Source data START

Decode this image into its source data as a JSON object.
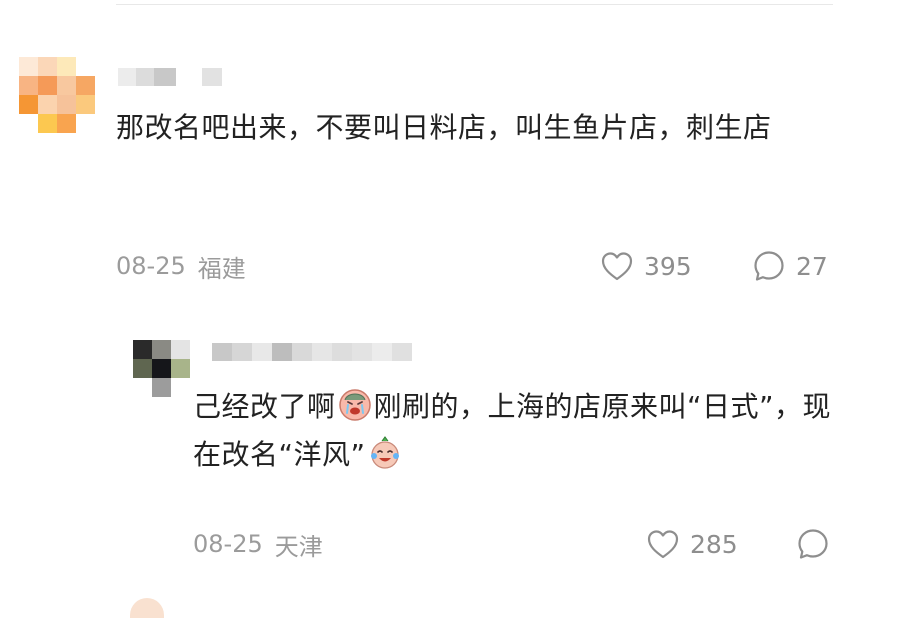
{
  "comments": [
    {
      "text": "那改名吧出来，不要叫日料店，叫生鱼片店，刺生店",
      "date": "08-25",
      "location": "福建",
      "likes": "395",
      "replies": "27"
    }
  ],
  "reply": {
    "text_before_emoji": "己经改了啊",
    "text_after_emoji": "刚刷的，上海的店原来叫“日式”，现在改名“洋风”",
    "date": "08-25",
    "location": "天津",
    "likes": "285"
  },
  "icons": {
    "like": "heart-outline-icon",
    "reply": "speech-bubble-outline-icon",
    "emoji_1": "crying-face-emoji",
    "emoji_2": "laughing-crying-face-emoji"
  },
  "colors": {
    "text_primary": "#222222",
    "text_meta": "#9b9b9b",
    "icon": "#8e8e8e",
    "divider": "#e8e8e8"
  }
}
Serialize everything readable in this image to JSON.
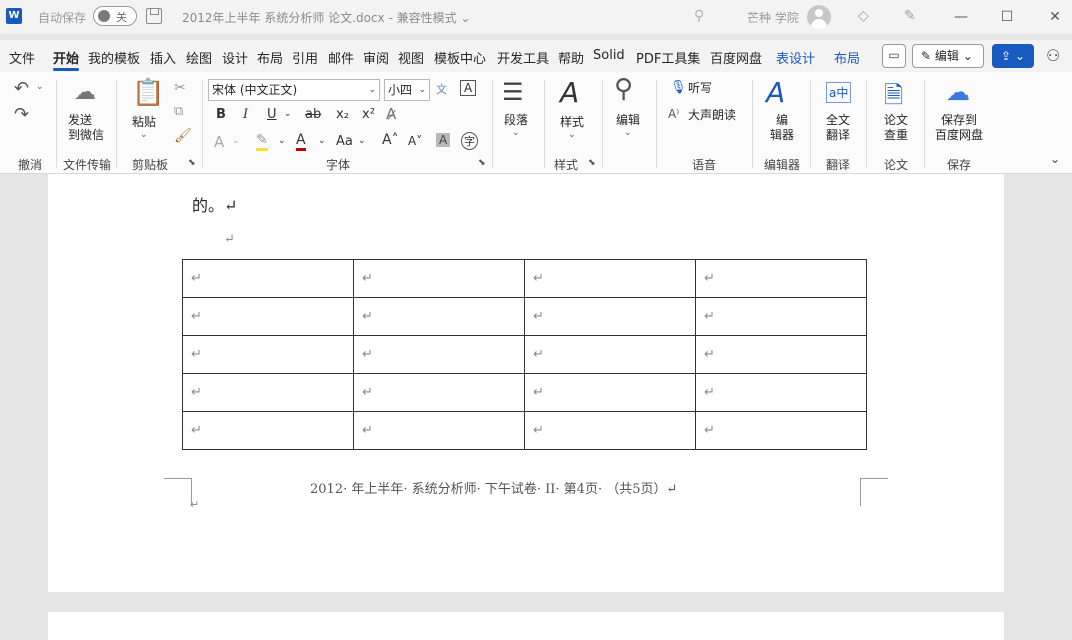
{
  "titlebar": {
    "app_logo": "W",
    "autosave_label": "自动保存",
    "autosave_toggle": "关",
    "doc_title": "2012年上半年 系统分析师 论文.docx  -  兼容性模式 ⌄",
    "user_name": "芒种 学院",
    "minimize": "—",
    "maximize": "☐",
    "close": "✕"
  },
  "menu": {
    "tabs": [
      "文件",
      "开始",
      "我的模板",
      "插入",
      "绘图",
      "设计",
      "布局",
      "引用",
      "邮件",
      "审阅",
      "视图",
      "模板中心",
      "开发工具",
      "帮助",
      "Solid",
      "PDF工具集",
      "百度网盘",
      "表设计",
      "布局"
    ],
    "active_tab": "开始",
    "edit_button": "编辑 ⌄",
    "share_button": "⇪ ⌄"
  },
  "ribbon": {
    "undo_group": "撤消",
    "file_transfer": {
      "button": [
        "发送",
        "到微信"
      ],
      "group": "文件传输"
    },
    "clipboard": {
      "paste": "粘贴",
      "group": "剪贴板"
    },
    "font": {
      "font_name": "宋体 (中文正文)",
      "font_size": "小四",
      "group": "字体",
      "bold": "B",
      "italic": "I",
      "underline": "U",
      "strike": "ab",
      "subscript": "x₂",
      "superscript": "x²",
      "font_color": "A",
      "change_case": "Aa",
      "grow": "A˄",
      "shrink": "A˅",
      "shade": "A",
      "phonetic": "字",
      "char_border": "A",
      "pinyin": "文"
    },
    "paragraph": {
      "button": "段落"
    },
    "styles": {
      "button": "样式",
      "group": "样式"
    },
    "editing": {
      "button": "编辑"
    },
    "voice": {
      "dictate": "听写",
      "read_aloud": "大声朗读",
      "group": "语音"
    },
    "editor": {
      "button": [
        "编",
        "辑器"
      ],
      "group": "编辑器"
    },
    "translate": {
      "button": [
        "全文",
        "翻译"
      ],
      "group": "翻译"
    },
    "thesis": {
      "button": [
        "论文",
        "查重"
      ],
      "group": "论文"
    },
    "save": {
      "button": [
        "保存到",
        "百度网盘"
      ],
      "group": "保存"
    },
    "collapse": "⌄"
  },
  "document": {
    "line1": "的。↵",
    "line2": "↵",
    "table": {
      "rows": [
        [
          "↵",
          "↵",
          "↵",
          "↵"
        ],
        [
          "↵",
          "↵",
          "↵",
          "↵"
        ],
        [
          "↵",
          "↵",
          "↵",
          "↵"
        ],
        [
          "↵",
          "↵",
          "↵",
          "↵"
        ],
        [
          "↵",
          "↵",
          "↵",
          "↵"
        ]
      ]
    },
    "footer": "2012· 年上半年· 系统分析师· 下午试卷· II· 第4页· （共5页）↵",
    "footer_mark": "↵"
  }
}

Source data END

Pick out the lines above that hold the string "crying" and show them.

[Exercise response]
    "emoji_1": "crying-face-emoji",
    "emoji_2": "laughing-crying-face-emoji"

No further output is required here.